It’s springtime now, when Christians celebrate the resurrection of Christ, and Jews celebrate the divine deliverance of their ancestors from Egypt. Sacred stories, sacred prayers, sacred songs and recitations and meals of communion—all combine in worship now, throughout these special days, of the Great Giver of Life.
And all around, an exultant natural world joins in. Life, in all its manifold glory, bursts forth in one grand symphony of adoration, its beauty and power abounding.
Through everything, an ethereal music weaves; and the closer we listen, the more we hear all those sincere voices from the Passover and Easter celebrations; all the birds and bees and blossoms and trees around us; every thought and intuition from every living thing that senses the beaming pulse of divinity everywhere.
It is now, in the dawn of spring, that the whole earth again sings the ancient hymn of praise:
O may Your glorious name be blessed
And exalted above all blessing and praise
You alone are the Lord
You created the heavens
The highest heavens with all their host
The earth and all that is on it
The seas and all that is in them.
You give life to all things
And the host of heaven worships You
Not everyone sings the ancient hymn, of course. There are those who have inured themselves to the great testimony of nature. Those hardened souls can’t even sense the song anymore, and couldn’t sing it now even if they still wanted to.
And as a result, they can now walk through a grove as the world comes to life all around them, immersed in miracle, hearing the birdsong, breathing in the scent of fresh meadows and young pines, examining the flowers, observing each unique little creature moving in its sphere, and think, what a random, utterly meaningless accident this all was.
Part of me feels pity for them.
I feel pity because I feel they’re missing out. I don’t know of any more meaningful experience than uniting with others in praise of—connection to—some sense of the holy. It is humbling and electrifying; it deepens us, moves us, inspires us, orients us.
That there is some mystery as to what we’re sensing, or that we name that mystery God, is no disqualifier, as these folks insist. We are not omniscient. We only see through a glass darkly, as Paul says. Accepting the finitude of our ability to understand, but rejoicing anyway, is just part of the experience, and always will be.
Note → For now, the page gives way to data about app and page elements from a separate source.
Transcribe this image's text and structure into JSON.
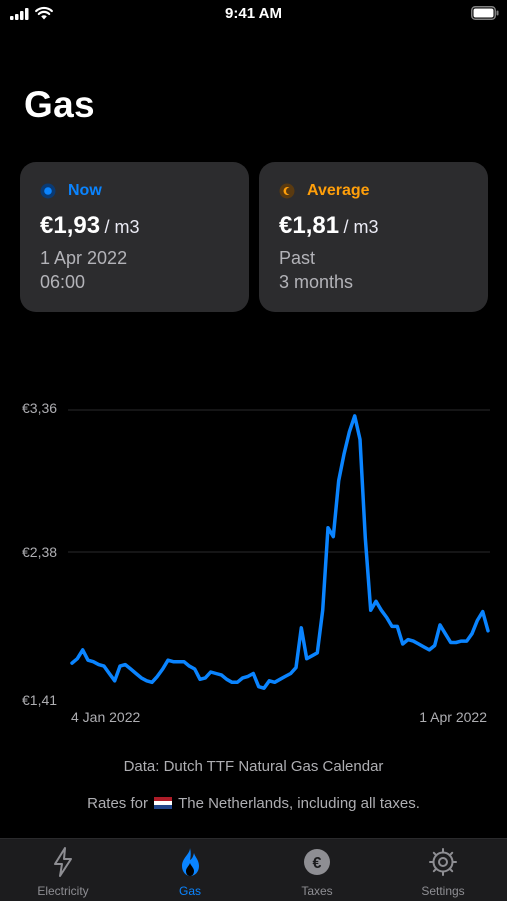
{
  "status_bar": {
    "time": "9:41 AM"
  },
  "page_title": "Gas",
  "cards": {
    "now": {
      "label": "Now",
      "label_color": "#0a84ff",
      "icon": "now-dot-icon",
      "value": "€1,93",
      "unit": "/ m3",
      "sub1": "1 Apr 2022",
      "sub2": "06:00"
    },
    "average": {
      "label": "Average",
      "label_color": "#ff9f0a",
      "icon": "average-coin-icon",
      "value": "€1,81",
      "unit": "/ m3",
      "sub1": "Past",
      "sub2": "3 months"
    }
  },
  "chart_data": {
    "type": "line",
    "title": "",
    "xlabel": "",
    "ylabel": "",
    "x_start_label": "4 Jan 2022",
    "x_end_label": "1 Apr 2022",
    "y_tick_labels": [
      "€3,36",
      "€2,38",
      "€1,41"
    ],
    "y_ticks": [
      3.36,
      2.38,
      1.41
    ],
    "ylim": [
      1.41,
      3.36
    ],
    "grid": true,
    "line_color": "#0a84ff",
    "series": [
      {
        "values": [
          1.64,
          1.67,
          1.73,
          1.66,
          1.65,
          1.63,
          1.62,
          1.57,
          1.52,
          1.62,
          1.63,
          1.6,
          1.57,
          1.54,
          1.52,
          1.51,
          1.55,
          1.6,
          1.66,
          1.65,
          1.65,
          1.65,
          1.62,
          1.6,
          1.53,
          1.54,
          1.58,
          1.57,
          1.56,
          1.53,
          1.51,
          1.51,
          1.54,
          1.55,
          1.57,
          1.48,
          1.47,
          1.52,
          1.51,
          1.53,
          1.55,
          1.57,
          1.61,
          1.88,
          1.67,
          1.69,
          1.71,
          2.0,
          2.56,
          2.5,
          2.88,
          3.06,
          3.21,
          3.32,
          3.16,
          2.49,
          2.0,
          2.06,
          2.0,
          1.95,
          1.89,
          1.89,
          1.77,
          1.8,
          1.79,
          1.77,
          1.75,
          1.73,
          1.76,
          1.9,
          1.84,
          1.78,
          1.78,
          1.79,
          1.79,
          1.84,
          1.93,
          1.99,
          1.86
        ]
      }
    ]
  },
  "footer": {
    "source": "Data: Dutch TTF Natural Gas Calendar",
    "rates_prefix": "Rates for",
    "rates_suffix": "The Netherlands, including all taxes."
  },
  "tabs": [
    {
      "label": "Electricity",
      "icon": "lightning-icon",
      "active": false
    },
    {
      "label": "Gas",
      "icon": "flame-icon",
      "active": true
    },
    {
      "label": "Taxes",
      "icon": "euro-coin-icon",
      "active": false
    },
    {
      "label": "Settings",
      "icon": "gear-icon",
      "active": false
    }
  ],
  "colors": {
    "accent": "#0a84ff",
    "average": "#ff9f0a",
    "card_bg": "#2c2c2e",
    "background": "#000000"
  }
}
But another part of me feels wary of them. Too many do everything they can to compel others to become like them. If we resist, they insult us, calling us “madmen and idiots” They call us abusive parents for teaching our children to revere the Creator and His creations. Once in power, they change policies and laws so as to marginalize and diminish religious expression, and even prohibit worship services. They undermine every traditional sense of right and wrong we possess, seeking to impose a different morality on us altogether.
They tell us to abandon our connection to the numinous and our faith in something beyond ourselves, and give ourselves entirely over to their crabbed versions of reason and science—which is to say, to a rejection of the divine, and even a hatred of the divine. We must, they insist, kill off the spiritual part of ourselves. Doing so is a sacrifice required by the allegedly superior gods of reason and science, which they claim to represent.
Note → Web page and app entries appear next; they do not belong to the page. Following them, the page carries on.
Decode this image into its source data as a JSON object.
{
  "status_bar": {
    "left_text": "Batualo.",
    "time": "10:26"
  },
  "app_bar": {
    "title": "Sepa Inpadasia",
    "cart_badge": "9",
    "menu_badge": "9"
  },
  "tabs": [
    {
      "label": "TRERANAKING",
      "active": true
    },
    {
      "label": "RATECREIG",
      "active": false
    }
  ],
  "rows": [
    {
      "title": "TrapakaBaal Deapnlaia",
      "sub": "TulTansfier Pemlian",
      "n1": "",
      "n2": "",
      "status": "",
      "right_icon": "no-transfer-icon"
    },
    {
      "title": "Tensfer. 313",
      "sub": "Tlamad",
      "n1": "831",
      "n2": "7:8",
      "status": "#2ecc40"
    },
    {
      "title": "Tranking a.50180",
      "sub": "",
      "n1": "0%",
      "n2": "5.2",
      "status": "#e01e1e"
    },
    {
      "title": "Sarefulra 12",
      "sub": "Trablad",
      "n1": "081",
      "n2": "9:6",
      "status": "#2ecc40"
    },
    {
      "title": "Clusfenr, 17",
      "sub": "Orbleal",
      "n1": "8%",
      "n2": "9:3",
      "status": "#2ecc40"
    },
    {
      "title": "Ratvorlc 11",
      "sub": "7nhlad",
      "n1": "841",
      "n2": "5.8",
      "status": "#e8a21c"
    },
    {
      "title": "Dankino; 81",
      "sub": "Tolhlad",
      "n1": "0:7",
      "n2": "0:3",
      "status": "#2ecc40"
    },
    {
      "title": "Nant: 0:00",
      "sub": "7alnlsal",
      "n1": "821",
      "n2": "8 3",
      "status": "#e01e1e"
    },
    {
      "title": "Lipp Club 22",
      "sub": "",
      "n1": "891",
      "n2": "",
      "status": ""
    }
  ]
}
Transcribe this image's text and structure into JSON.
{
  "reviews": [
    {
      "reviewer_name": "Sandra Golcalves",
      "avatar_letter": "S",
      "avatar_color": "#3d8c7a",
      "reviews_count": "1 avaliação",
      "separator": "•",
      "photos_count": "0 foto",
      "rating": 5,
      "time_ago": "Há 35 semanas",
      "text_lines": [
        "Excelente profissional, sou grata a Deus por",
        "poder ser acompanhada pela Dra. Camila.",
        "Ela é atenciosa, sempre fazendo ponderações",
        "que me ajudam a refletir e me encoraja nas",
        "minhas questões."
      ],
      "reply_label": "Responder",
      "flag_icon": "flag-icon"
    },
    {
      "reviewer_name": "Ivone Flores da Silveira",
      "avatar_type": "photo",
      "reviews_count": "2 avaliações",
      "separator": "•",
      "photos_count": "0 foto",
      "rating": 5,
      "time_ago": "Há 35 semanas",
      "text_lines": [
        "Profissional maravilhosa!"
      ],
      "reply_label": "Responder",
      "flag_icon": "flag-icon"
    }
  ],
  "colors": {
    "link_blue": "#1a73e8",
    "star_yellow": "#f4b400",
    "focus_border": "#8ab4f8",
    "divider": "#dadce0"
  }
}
But I hope I speak for everyone reading this when I say, that is not for us. We want to be fully human. And to be fully human means to be fully open to the divine—the divine both within ourselves and without. Full humanity is why all our ancestors believed. It’s why every human society for eons has believed in a divine realm, and made special provisions to stay in contact with it.
And it’s why the anti-theism of influential thinkers over the past three centuries has been so injurious to human life in the West. The relentless trivialization, diminution, and now demonization of theist faith, along with the religious denominations designed to concentrate and express that faith, hasn’t eradicated theist faith so much as warped and redirected it. That has indeed lessened our humanity.
Put another way, a straight line connects Enlightenment denigration of traditional religious belief to the rise of replacement political religions centered around men acting as imitation gods. Far from attempting to mimic the benevolent God they sought to replace, these man-gods, almost without exception, have been psychopaths.
But not just psychopaths. Robespierre, Hitler, Mao, Stalin, Pol Pot, et al., were mass-raping, mass-torturing, mass-enslaving, mass-murdering psychopaths, if not by their own hands, then through proxies. The careers of these fiends entail the worst abuses ever committed on this planet.
And crucially, in almost every case, these psychopaths have justified their inhuman cruelty by citing the pursuit of progress as an ethical imperative derived from reason and science—the very things modern anti-theists still insist provide ethics superior to those of the Judeo-Christian tradition, despite 200 million killed by these people in the last century alone.
As I say, this is not for us.
For us, there certainly is an embrace of learning, an embrace of truth, an embrace of the logos wherever it applies.
But there is also an embrace of all the things we sense, but cannot prove; cherish, but cannot fully understand; adore, but cannot touch.
It’s that latter kind of embrace, more than anything, that enlivens our deepest moral intuitions, connects us more to others, and lets our light so shine, that our good works glorify the Great Giver of Life.
And so . . .
That we begin now, this springtime, to embrace the divine in our lives more fully, more resolutely, and more gratefully than ever, is my Easter and Passover prayer for all of us.
May it be so.